The consequences were exactly what the Powell Doctrine predicted: forever wars in which, as more blood and treasure was wasted, objectives became both ever wider and ever murkier. The only exit strategy was exhaustion and futility.

A year ago Vladimir Putin repeated this mistake. The stupidity of his invasion of Ukraine was not just that he was deluded about the attainability of his objective, which was to overthrow the government in Kyiv with the minimum of fuss and install a puppet regime. It was that, even if he had somehow managed to pull this off, his victory would not have avoided “endless entanglement”.


Ukraine is a vast country with a population that does not wish to be ruled from Moscow. A Putin-installed puppet regime would have faced a long and bloody guerrilla war. Neighbouring countries – most obviously Poland – would have been drawn into it, whether officially or otherwise.

This war would have been open-ended. Russian war crimes would fuel resistance; resistance would be used to justify further brutality. The vicious circle would generate a vortex of self-renewing violence.

So much is clear: Putin failed to ask the necessary questions and is stuck with the consequences. But what about the West?

It may be that a year ago there was no time for questions. Once the Ukrainian government declined to flee, the EU, the UK and the US had no real choice but to back it.

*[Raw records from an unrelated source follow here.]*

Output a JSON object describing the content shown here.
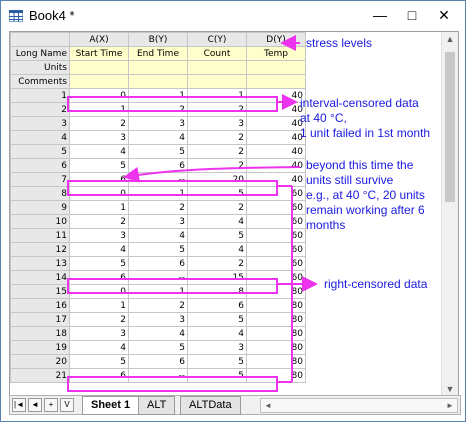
{
  "window": {
    "title": "Book4 *",
    "minimize": "—",
    "maximize": "□",
    "close": "✕"
  },
  "grid": {
    "col_headers": [
      "A(X)",
      "B(Y)",
      "C(Y)",
      "D(Y)"
    ],
    "meta_rows": [
      {
        "label": "Long Name",
        "values": [
          "Start Time",
          "End Time",
          "Count",
          "Temp"
        ]
      },
      {
        "label": "Units",
        "values": [
          "",
          "",
          "",
          ""
        ]
      },
      {
        "label": "Comments",
        "values": [
          "",
          "",
          "",
          ""
        ]
      }
    ],
    "rows": [
      [
        "1",
        "0",
        "1",
        "1",
        "40"
      ],
      [
        "2",
        "1",
        "2",
        "2",
        "40"
      ],
      [
        "3",
        "2",
        "3",
        "3",
        "40"
      ],
      [
        "4",
        "3",
        "4",
        "2",
        "40"
      ],
      [
        "5",
        "4",
        "5",
        "2",
        "40"
      ],
      [
        "6",
        "5",
        "6",
        "2",
        "40"
      ],
      [
        "7",
        "6",
        "--",
        "20",
        "40"
      ],
      [
        "8",
        "0",
        "1",
        "5",
        "60"
      ],
      [
        "9",
        "1",
        "2",
        "2",
        "60"
      ],
      [
        "10",
        "2",
        "3",
        "4",
        "60"
      ],
      [
        "11",
        "3",
        "4",
        "5",
        "60"
      ],
      [
        "12",
        "4",
        "5",
        "4",
        "60"
      ],
      [
        "13",
        "5",
        "6",
        "2",
        "60"
      ],
      [
        "14",
        "6",
        "--",
        "15",
        "60"
      ],
      [
        "15",
        "0",
        "1",
        "8",
        "80"
      ],
      [
        "16",
        "1",
        "2",
        "6",
        "80"
      ],
      [
        "17",
        "2",
        "3",
        "5",
        "80"
      ],
      [
        "18",
        "3",
        "4",
        "4",
        "80"
      ],
      [
        "19",
        "4",
        "5",
        "3",
        "80"
      ],
      [
        "20",
        "5",
        "6",
        "5",
        "80"
      ],
      [
        "21",
        "6",
        "--",
        "5",
        "80"
      ]
    ]
  },
  "tabs": [
    "Sheet 1",
    "ALT",
    "ALTData"
  ],
  "nav": {
    "first": "|◄",
    "prev": "◄",
    "add": "+",
    "menu": "V"
  },
  "annotations": {
    "stress": "stress levels",
    "interval": [
      "interval-censored data",
      "at 40 °C,",
      "1 unit failed in 1st month"
    ],
    "beyond": [
      "beyond this time the",
      "units still survive",
      "e.g., at 40 °C, 20 units",
      "remain working after 6",
      "months"
    ],
    "right": "right-censored data"
  },
  "colors": {
    "accent": "#ee33ee",
    "annotation_text": "#1a1ae0"
  }
}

To capitulate to Putin would be to acquiesce in the destruction of any notion of a law-bound international order and, arguably, in the slow death of liberal democracy. (One shudders to think of where we would be now if Putin had invaded Ukraine while Donald Trump was in the White House.)

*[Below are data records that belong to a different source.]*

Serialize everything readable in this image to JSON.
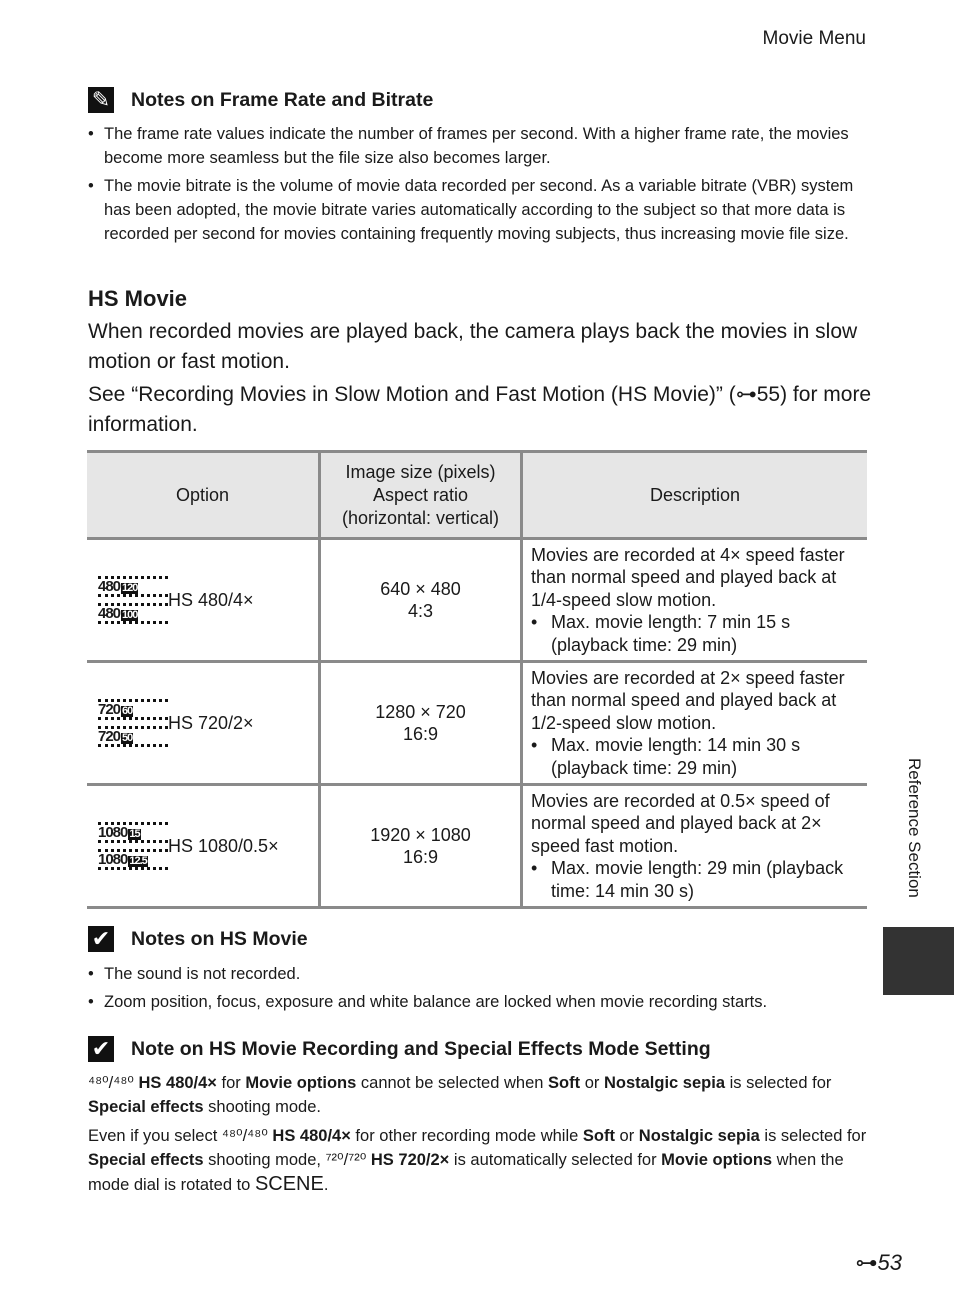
{
  "running_head": "Movie Menu",
  "note1": {
    "icon": "pencil-note-icon",
    "title": "Notes on Frame Rate and Bitrate",
    "bullets": [
      "The frame rate values indicate the number of frames per second. With a higher frame rate, the movies become more seamless but the file size also becomes larger.",
      "The movie bitrate is the volume of movie data recorded per second. As a variable bitrate (VBR) system has been adopted, the movie bitrate varies automatically according to the subject so that more data is recorded per second for movies containing frequently moving subjects, thus increasing movie file size."
    ]
  },
  "section": {
    "title": "HS Movie",
    "para1": "When recorded movies are played back, the camera plays back the movies in slow motion or fast motion.",
    "para2": "See “Recording Movies in Slow Motion and Fast Motion (HS Movie)” (⊶55) for more information."
  },
  "table": {
    "headers": [
      "Option",
      "Image size (pixels)\nAspect ratio\n(horizontal: vertical)",
      "Description"
    ],
    "header_lines": [
      "Image size (pixels)",
      "Aspect ratio",
      "(horizontal: vertical)"
    ],
    "rows": [
      {
        "icons": [
          {
            "res": "480",
            "fr": "120"
          },
          {
            "res": "480",
            "fr": "100"
          }
        ],
        "option": "HS 480/4×",
        "size": "640 × 480",
        "aspect": "4:3",
        "desc": "Movies are recorded at 4× speed faster than normal speed and played back at 1/4-speed slow motion.",
        "bullet": "Max. movie length: 7 min 15 s (playback time: 29 min)"
      },
      {
        "icons": [
          {
            "res": "720",
            "fr": "60"
          },
          {
            "res": "720",
            "fr": "50"
          }
        ],
        "option": "HS 720/2×",
        "size": "1280 × 720",
        "aspect": "16:9",
        "desc": "Movies are recorded at 2× speed faster than normal speed and played back at 1/2-speed slow motion.",
        "bullet": "Max. movie length: 14 min 30 s (playback time: 29 min)"
      },
      {
        "icons": [
          {
            "res": "1080",
            "fr": "15"
          },
          {
            "res": "1080",
            "fr": "12.5"
          }
        ],
        "option": "HS 1080/0.5×",
        "size": "1920 × 1080",
        "aspect": "16:9",
        "desc": "Movies are recorded at 0.5× speed of normal speed and played back at 2× speed fast motion.",
        "bullet": "Max. movie length: 29 min (playback time: 14 min 30 s)"
      }
    ]
  },
  "note2": {
    "icon": "check-icon",
    "title": "Notes on HS Movie",
    "bullets": [
      "The sound is not recorded.",
      "Zoom position, focus, exposure and white balance are locked when movie recording starts."
    ]
  },
  "note3": {
    "icon": "check-icon",
    "title": "Note on HS Movie Recording and Special Effects Mode Setting",
    "p1": {
      "opt": "HS 480/4×",
      "t1": " for ",
      "k1": "Movie options",
      "t2": " cannot be selected when ",
      "k2": "Soft",
      "t3": " or ",
      "k3": "Nostalgic sepia",
      "t4": " is selected for ",
      "k4": "Special effects",
      "t5": " shooting mode."
    },
    "p2": {
      "t0": "Even if you select ",
      "opt": "HS 480/4×",
      "t1": " for other recording mode while ",
      "k1": "Soft",
      "t2": " or ",
      "k2": "Nostalgic sepia",
      "t3": " is selected for ",
      "k3": "Special effects",
      "t4": " shooting mode, ",
      "opt2": "HS 720/2×",
      "t5": " is automatically selected for ",
      "k4": "Movie options",
      "t6": " when the mode dial is rotated to ",
      "scene": "SCENE",
      "t7": "."
    }
  },
  "side_label": "Reference Section",
  "folio": "⊶53"
}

Yet, as time has gone on, the imperative has become increasingly a matter of choice. And every choice the West has made, has, in effect, turned it into a belligerent party. Which means that those Powell Doctrine questions must be answered. What is the attainable objective and what is the exit strategy?

Attainable is not the same as desirable. The best outcome is obvious enough: the restoration of Ukraine’s internationally recognised borders, war criminals put on trial, the fall of Putin’s regime.

Those are good things to want but so, for example, was a democratic Afghanistan with equal rights for women and minorities. Twenty years of war waged by the Western powers didn’t make the desirable attainable.

So what is the West’s viable objective? Part of what makes that question so difficult to answer is that there are different agendas being pursued.

And one of those agendas is the sapping of Russian power by a long war of attrition. Putin has inadvertently made the US military-industrial complex an offer it finds almost impossible to refuse. Supporting Ukraine is costing the US a mere 5.6 per cent of its annual military budget. In return it gets to degrade Russia’s military capacity by 50 per cent – so far.

It’s a fabulous calculus if you’re playing the great power game: no boots on the ground, no serious domestic political risk and no influx of refugees. (The US has taken in roughly as many Ukrainians as Ireland has – not proportionally but in absolute numbers.)

Yet in return for this small investment you get the bleeding dry of a rival power. And that is precisely the problem: there’s a strong incentive for the US to just keep the war going. Who needs an exit strategy when the costs of carrying on seem so low?

But the people of Ukraine need an exit strategy because the war is horrific. And Europe needs an exit strategy because it knows that if you let war take root on the continent it can spread into catastrophe.

We have to remember that the war in Ukraine is not a year old – it’s been going on for nearly a decade. It can go on for another decade at least. And the longer it goes on, the more damage is done to Ukraine and the harder it will be for it to rebuild itself as the thriving European democracy its people want it to be. Resolve is immensely admirable, but it has to lead towards resolution.

The deeper the West gets into the war the more urgently it requires a sense of what that resolution is. Throwing Russia out of Crimea may be a perfectly justifiable aim but it also looks a bit like Putin’s initial fantasy of taking Kyiv: a far-fetched goal that,even if it were to be attained would merely fuel further conflict.

The Ukrainians know what they are willing to die for. But their allies have to define what, in the end, they can live with.